20 April 2000 | Elizabeth Bellamy
Banks are having to rethink their purchasing card charges because of one-off purchases that were larger than expected, writes Elizabeth Bellamy.
Purchasing cards had usually been used for low-value, high-volume transactions, said Patrick New, head of commercial cards at NatWest. But some large firms, including British Airways (BA), had started to use the cards in conjunction with e-commerce systems to buy high-value items.
New, who was speaking at the v.comm 2000 conference in London this month, said this meant the old fee system was no longer appropriate.
"At the moment there is a standard fee charged on all transactions of up to 2.5 per cent. This is fine for a £10 purchase, but when you start spending £1 million on the card, this is not a tenable situation," he said.
BA launched its purchasing card with NatWest in 1998. Pat Rice, BA's e-commerce manager, said that only 1,400 of the 2,000 cards in circulation at the company are actively used, although this figure is growing since the cards became mandatory for purchasing last November.

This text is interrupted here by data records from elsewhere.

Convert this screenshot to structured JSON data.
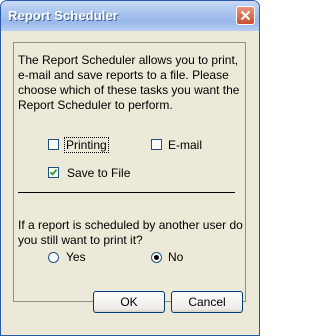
{
  "window": {
    "title": "Report Scheduler"
  },
  "description": "The Report Scheduler allows you to print, e-mail and save reports to a file. Please choose which of these tasks you want the Report Scheduler to perform.",
  "tasks": {
    "printing": {
      "label": "Printing",
      "checked": false
    },
    "email": {
      "label": "E-mail",
      "checked": false
    },
    "save_to_file": {
      "label": "Save to File",
      "checked": true
    }
  },
  "question": "If a report is scheduled by another user do you still want to print it?",
  "options": {
    "yes": {
      "label": "Yes",
      "selected": false
    },
    "no": {
      "label": "No",
      "selected": true
    }
  },
  "buttons": {
    "ok": "OK",
    "cancel": "Cancel"
  },
  "icons": {
    "close": "close-icon",
    "check": "check-icon"
  },
  "colors": {
    "titlebar": "#a9c4ee",
    "background": "#ece9d8",
    "close_button": "#c8502f"
  }
}
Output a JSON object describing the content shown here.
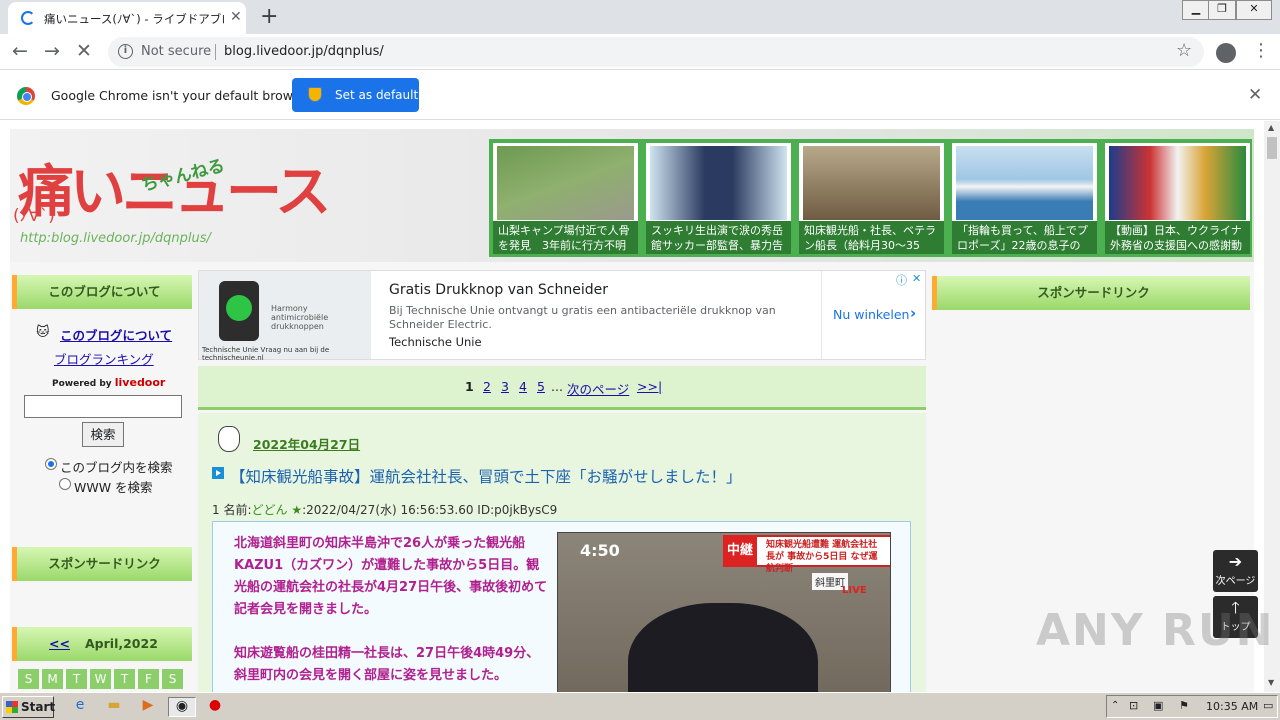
{
  "browser": {
    "tab_title": "痛いニュース(ﾉ∀`) - ライブドアブログ",
    "url_security": "Not secure",
    "url": "blog.livedoor.jp/dqnplus/",
    "infobar_text": "Google Chrome isn't your default browser",
    "set_default_label": "Set as default"
  },
  "header": {
    "logo_text": "痛いニュース",
    "logo_chan": "ちゃんねる",
    "logo_face": "(ﾉ∀`)",
    "logo_url": "http:blog.livedoor.jp/dqnplus/",
    "thumbnails": [
      {
        "caption": "山梨キャンプ場付近で人骨を発見　3年前に行方不明"
      },
      {
        "caption": "スッキリ生出演で涙の秀岳館サッカー部監督、暴力告"
      },
      {
        "caption": "知床観光船・社長、ベテラン船長（給料月30～35"
      },
      {
        "caption": "「指輪も買って、船上でプロポーズ」22歳の息子の"
      },
      {
        "caption": "【動画】日本、ウクライナ外務省の支援国への感謝動"
      }
    ]
  },
  "left_sidebar": {
    "about_heading": "このブログについて",
    "about_link": "このブログについて",
    "ranking_link": "ブログランキング",
    "powered_by": "Powered by",
    "livedoor": "livedoor",
    "search_button": "検索",
    "radio_blog": "このブログ内を検索",
    "radio_www": "WWW を検索",
    "sponsor_heading": "スポンサードリンク",
    "calendar_prev": "<<",
    "calendar_month": "April,2022",
    "calendar_days": [
      "S",
      "M",
      "T",
      "W",
      "T",
      "F",
      "S"
    ]
  },
  "ad": {
    "title": "Gratis Drukknop van Schneider",
    "desc": "Bij Technische Unie ontvangt u gratis een antibacteriële drukknop van Schneider Electric.",
    "brand": "Technische Unie",
    "cta": "Nu winkelen",
    "img_text": "Harmony antimicrobiële drukknoppen",
    "img_footer": "Technische Unie   Vraag nu aan bij de technischeunie.nl"
  },
  "pager": {
    "pages": [
      "1",
      "2",
      "3",
      "4",
      "5"
    ],
    "ellipsis": "...",
    "next": "次のページ",
    "last": ">>|"
  },
  "post": {
    "date": "2022年04月27日",
    "title": "【知床観光船事故】運航会社社長、冒頭で土下座「お騒がせしました！」",
    "meta_num": "1 名前:",
    "meta_name": "どどん",
    "meta_star": "★",
    "meta_rest": ":2022/04/27(水) 16:56:53.60 ID:p0jkBysC9",
    "para1": "北海道斜里町の知床半島沖で26人が乗った観光船KAZU1（カズワン）が遭難した事故から5日目。観光船の運航会社の社長が4月27日午後、事故後初めて記者会見を開きました。",
    "para2": "知床遊覧船の桂田精一社長は、27日午後4時49分、斜里町内の会見を開く部屋に姿を見せました。",
    "tv_time": "4:50",
    "tv_tag": "中継",
    "tv_banner": "知床観光船遭難 運航会社社長が 事故から5日目 なぜ運航判断",
    "tv_location": "斜里町",
    "tv_live": "LIVE"
  },
  "right_sidebar": {
    "sponsor_heading": "スポンサードリンク"
  },
  "float_nav": {
    "next_label": "次ページ",
    "top_label": "トップ"
  },
  "watermark": "ANY RUN",
  "taskbar": {
    "start_label": "Start",
    "clock": "10:35 AM"
  }
}
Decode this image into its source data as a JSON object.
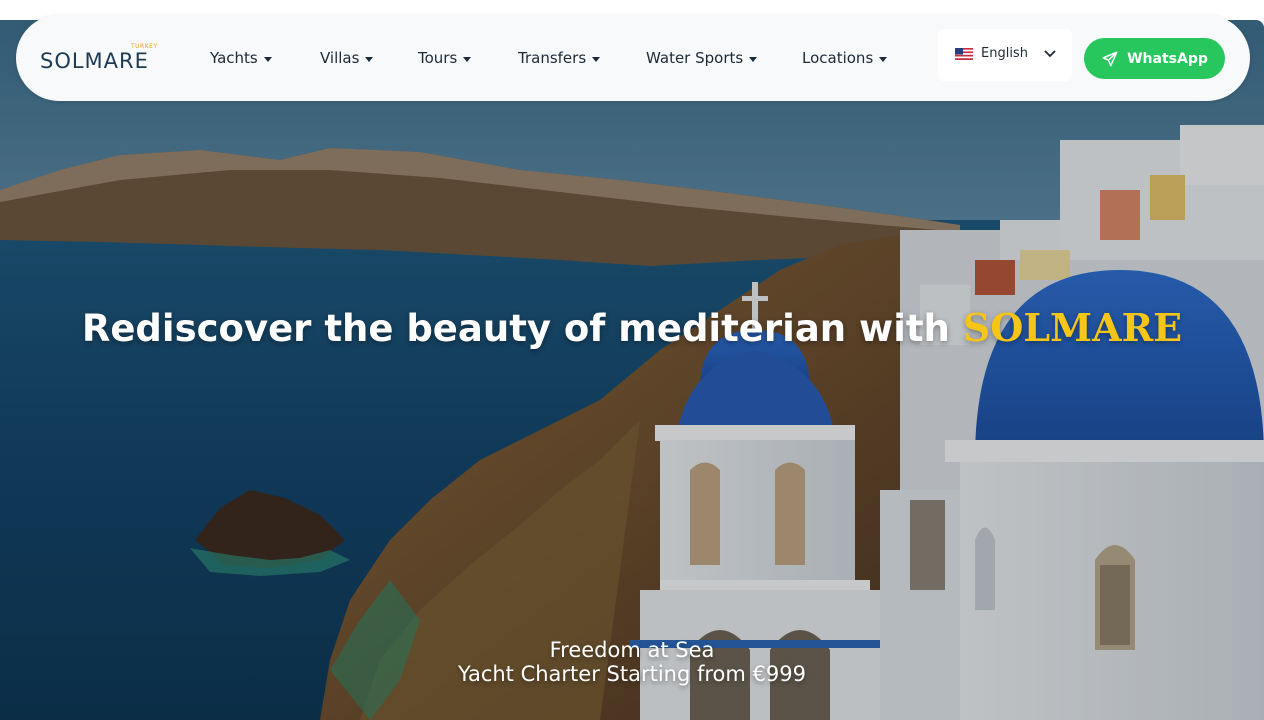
{
  "brand": {
    "name": "SOLMARE",
    "sub_label": "TURKEY"
  },
  "nav": {
    "items": [
      {
        "label": "Yachts"
      },
      {
        "label": "Villas"
      },
      {
        "label": "Tours"
      },
      {
        "label": "Transfers"
      },
      {
        "label": "Water Sports"
      },
      {
        "label": "Locations"
      }
    ]
  },
  "language": {
    "selected": "English",
    "flag_icon": "us-flag-icon"
  },
  "cta": {
    "whatsapp_label": "WhatsApp",
    "icon": "send-icon"
  },
  "hero": {
    "headline_prefix": "Rediscover the beauty of mediterian with ",
    "headline_brand": "SOLMARE",
    "tagline_line1": "Freedom at Sea",
    "tagline_line2": "Yacht Charter Starting from €999"
  },
  "colors": {
    "whatsapp_green": "#27c75d",
    "brand_gold": "#f5c518",
    "navbar_bg": "#f7f9fb",
    "text_dark": "#1d2a38"
  }
}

The value of goods purchased using the BA card ranged from 17p to £145,000, she said.
Howard Price, director of enterprise-to-enterprise purchasing at consultancy KPMG, said that purchasing card suppliers, such as Visa and American Express, were reviewing their services. "They are looking at the cards less as charge cards and more as an outsourced e-commerce service," he said.